I know that
POKE enable direct access the computer's memory (both ROM and RAM) from most BASIC implementations on the early home computers.
POKE N,B and
B = PEEK(N) are, respectively, like
*n = b; and
b = *n; in C and I suppose in either the BASIC case or the C case their exact behavior depends on what memory mapping is set up.
Many platforms expose not just memory, but all of their "peripherals" through special memory addresses. I think the PDP-11 was this way based on all the opcodes I've seen, I understand the Apple ][ may have been this way as well. Even more recently, chips like the MSP430 and the AVR series at the instruction set level all ultimately seem to use a single "memory" address space for accessing anything of the world outside the processor, both actual memory and any other I/O devices.
However, with at least the TRS-80 (were there other examples? was this Z80 family specific?) there is another type of I/O exposed through BASIC: the
What did those actually do?
The user manuals say they read/write to "ports". Is that just a higher level abstraction of something also accessible through the memory space, or did some I/O actually happen through a different mechanism?
I did find for example on the Model III a list of Memory Mapped I/O Devices that has some apparent overlap with the Ports list. For example the memory address
37E4h is listed as the "Cassette drive latch" while
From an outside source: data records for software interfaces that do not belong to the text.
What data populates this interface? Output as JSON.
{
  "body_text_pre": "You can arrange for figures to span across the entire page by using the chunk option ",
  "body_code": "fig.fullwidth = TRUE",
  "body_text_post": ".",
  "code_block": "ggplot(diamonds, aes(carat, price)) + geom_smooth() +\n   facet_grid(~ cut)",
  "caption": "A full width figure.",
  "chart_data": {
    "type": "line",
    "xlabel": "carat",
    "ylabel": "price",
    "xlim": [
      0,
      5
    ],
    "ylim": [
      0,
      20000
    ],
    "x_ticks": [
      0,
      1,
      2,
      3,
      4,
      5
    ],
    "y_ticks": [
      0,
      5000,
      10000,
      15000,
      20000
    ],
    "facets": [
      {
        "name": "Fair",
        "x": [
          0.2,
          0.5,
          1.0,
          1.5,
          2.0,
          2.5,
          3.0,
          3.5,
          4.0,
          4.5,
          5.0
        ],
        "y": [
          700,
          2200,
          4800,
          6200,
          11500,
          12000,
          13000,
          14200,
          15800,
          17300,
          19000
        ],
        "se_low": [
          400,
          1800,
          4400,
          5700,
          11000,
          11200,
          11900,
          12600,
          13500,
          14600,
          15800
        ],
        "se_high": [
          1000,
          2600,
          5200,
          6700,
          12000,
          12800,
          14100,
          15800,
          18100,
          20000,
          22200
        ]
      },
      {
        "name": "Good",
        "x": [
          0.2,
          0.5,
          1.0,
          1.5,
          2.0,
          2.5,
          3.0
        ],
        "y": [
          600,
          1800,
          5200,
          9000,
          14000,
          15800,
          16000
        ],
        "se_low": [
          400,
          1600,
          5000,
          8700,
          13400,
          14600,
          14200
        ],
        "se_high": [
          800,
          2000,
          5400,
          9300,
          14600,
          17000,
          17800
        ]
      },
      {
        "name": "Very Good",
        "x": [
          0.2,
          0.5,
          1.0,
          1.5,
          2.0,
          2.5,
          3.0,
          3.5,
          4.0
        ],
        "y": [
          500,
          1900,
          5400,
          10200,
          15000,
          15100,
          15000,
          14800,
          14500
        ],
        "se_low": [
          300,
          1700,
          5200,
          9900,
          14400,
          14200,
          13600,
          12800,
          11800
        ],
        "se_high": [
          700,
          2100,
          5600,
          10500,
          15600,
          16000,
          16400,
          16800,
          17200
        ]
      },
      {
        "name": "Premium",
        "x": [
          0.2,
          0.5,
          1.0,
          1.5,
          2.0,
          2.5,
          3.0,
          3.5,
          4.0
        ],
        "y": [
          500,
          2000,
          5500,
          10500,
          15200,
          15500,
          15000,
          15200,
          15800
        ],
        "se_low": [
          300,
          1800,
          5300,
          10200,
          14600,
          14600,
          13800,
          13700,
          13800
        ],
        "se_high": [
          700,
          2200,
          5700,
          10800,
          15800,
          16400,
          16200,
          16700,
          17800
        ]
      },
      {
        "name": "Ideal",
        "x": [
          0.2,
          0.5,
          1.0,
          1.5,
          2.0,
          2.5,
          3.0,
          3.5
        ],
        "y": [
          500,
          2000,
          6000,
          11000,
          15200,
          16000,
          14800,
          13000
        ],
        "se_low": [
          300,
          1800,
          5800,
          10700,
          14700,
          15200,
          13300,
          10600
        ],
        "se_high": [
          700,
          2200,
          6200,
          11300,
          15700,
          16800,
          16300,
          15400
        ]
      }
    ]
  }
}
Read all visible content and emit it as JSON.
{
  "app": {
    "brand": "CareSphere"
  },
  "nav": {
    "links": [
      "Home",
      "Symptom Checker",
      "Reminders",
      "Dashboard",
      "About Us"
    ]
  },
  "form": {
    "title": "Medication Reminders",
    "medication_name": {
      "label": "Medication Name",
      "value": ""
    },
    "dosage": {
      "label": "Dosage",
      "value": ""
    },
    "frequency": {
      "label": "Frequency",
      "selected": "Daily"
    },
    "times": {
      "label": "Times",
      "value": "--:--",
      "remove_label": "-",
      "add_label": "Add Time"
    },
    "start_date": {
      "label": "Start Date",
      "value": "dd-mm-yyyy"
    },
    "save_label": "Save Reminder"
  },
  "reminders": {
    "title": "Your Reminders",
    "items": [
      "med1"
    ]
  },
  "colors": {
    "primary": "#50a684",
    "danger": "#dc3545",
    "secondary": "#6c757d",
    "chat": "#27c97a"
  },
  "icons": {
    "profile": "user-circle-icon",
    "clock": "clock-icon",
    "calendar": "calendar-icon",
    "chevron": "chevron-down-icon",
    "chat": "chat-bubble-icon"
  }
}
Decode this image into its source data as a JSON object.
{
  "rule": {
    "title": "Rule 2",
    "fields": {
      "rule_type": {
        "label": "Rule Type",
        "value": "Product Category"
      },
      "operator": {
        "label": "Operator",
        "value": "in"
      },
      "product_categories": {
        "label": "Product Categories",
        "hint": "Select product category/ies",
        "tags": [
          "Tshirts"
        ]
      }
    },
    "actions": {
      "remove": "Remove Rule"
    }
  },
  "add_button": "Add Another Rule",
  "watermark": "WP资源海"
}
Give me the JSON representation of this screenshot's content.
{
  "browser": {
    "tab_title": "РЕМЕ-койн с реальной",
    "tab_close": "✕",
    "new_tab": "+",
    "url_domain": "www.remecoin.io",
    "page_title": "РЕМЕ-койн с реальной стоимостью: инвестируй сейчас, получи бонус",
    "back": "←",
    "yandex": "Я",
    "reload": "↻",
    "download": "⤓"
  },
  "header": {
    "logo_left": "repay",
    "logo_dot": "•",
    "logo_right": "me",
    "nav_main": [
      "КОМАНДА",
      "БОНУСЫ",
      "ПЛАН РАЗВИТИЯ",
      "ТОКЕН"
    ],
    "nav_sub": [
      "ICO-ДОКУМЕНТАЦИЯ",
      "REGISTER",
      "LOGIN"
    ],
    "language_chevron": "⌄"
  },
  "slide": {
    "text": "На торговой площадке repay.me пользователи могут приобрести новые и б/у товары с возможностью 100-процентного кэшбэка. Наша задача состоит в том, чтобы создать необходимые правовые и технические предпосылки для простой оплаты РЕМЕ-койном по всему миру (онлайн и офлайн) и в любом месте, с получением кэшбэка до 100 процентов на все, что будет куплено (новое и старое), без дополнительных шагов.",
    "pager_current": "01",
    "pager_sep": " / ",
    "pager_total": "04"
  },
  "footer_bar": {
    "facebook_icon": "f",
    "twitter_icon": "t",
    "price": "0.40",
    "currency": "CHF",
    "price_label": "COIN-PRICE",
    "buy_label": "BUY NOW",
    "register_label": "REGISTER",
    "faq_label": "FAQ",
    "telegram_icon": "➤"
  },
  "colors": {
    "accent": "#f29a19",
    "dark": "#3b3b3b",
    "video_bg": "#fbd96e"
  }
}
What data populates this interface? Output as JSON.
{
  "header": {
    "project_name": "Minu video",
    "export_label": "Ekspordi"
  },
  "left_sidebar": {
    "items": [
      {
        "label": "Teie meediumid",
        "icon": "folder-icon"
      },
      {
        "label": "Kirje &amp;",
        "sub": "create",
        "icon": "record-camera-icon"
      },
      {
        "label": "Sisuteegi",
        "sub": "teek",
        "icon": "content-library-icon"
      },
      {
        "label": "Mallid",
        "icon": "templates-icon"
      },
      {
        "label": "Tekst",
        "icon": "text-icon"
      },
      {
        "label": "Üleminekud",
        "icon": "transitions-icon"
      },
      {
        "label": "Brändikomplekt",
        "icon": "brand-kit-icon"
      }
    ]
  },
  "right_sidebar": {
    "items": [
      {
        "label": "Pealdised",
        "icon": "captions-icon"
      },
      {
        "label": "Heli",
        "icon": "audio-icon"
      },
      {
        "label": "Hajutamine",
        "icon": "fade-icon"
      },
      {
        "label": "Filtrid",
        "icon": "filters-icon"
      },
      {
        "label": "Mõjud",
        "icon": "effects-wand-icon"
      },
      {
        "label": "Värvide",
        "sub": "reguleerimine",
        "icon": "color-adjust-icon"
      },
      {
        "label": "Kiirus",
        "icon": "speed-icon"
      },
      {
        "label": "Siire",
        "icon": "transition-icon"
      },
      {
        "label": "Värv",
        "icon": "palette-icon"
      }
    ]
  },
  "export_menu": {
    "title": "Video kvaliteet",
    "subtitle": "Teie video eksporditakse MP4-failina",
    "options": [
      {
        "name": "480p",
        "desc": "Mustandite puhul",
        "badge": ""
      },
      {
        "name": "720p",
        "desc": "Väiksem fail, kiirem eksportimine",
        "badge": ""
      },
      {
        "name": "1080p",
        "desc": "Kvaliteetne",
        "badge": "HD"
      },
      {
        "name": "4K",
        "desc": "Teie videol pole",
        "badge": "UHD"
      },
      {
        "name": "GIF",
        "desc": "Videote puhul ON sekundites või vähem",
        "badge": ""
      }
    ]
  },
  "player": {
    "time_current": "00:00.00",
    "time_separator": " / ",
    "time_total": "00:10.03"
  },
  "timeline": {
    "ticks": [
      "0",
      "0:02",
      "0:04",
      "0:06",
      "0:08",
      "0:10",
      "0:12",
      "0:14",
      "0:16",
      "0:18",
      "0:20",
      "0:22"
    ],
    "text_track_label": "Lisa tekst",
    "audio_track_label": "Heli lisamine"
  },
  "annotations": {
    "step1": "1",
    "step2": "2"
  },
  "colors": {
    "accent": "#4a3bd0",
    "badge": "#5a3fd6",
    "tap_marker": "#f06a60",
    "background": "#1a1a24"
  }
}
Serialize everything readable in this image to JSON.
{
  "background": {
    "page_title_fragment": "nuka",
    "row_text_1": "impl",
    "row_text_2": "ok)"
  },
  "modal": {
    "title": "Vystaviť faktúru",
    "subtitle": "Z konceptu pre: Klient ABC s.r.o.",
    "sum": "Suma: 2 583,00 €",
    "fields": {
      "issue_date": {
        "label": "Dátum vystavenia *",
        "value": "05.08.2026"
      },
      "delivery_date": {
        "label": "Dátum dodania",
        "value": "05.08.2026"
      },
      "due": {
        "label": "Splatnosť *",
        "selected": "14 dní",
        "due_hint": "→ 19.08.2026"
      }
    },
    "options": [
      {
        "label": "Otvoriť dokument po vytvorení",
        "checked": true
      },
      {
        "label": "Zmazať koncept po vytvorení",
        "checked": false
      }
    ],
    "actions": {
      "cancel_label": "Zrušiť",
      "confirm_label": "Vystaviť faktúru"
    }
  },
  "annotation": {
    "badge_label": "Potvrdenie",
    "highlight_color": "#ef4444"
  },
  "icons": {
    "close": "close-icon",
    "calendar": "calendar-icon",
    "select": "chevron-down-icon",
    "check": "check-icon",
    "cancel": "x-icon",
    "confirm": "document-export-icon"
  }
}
FF is listed as the "Cassette Unit I/O" port. Is
OUT 255,42 equivalent to
POKE 14308,42 then?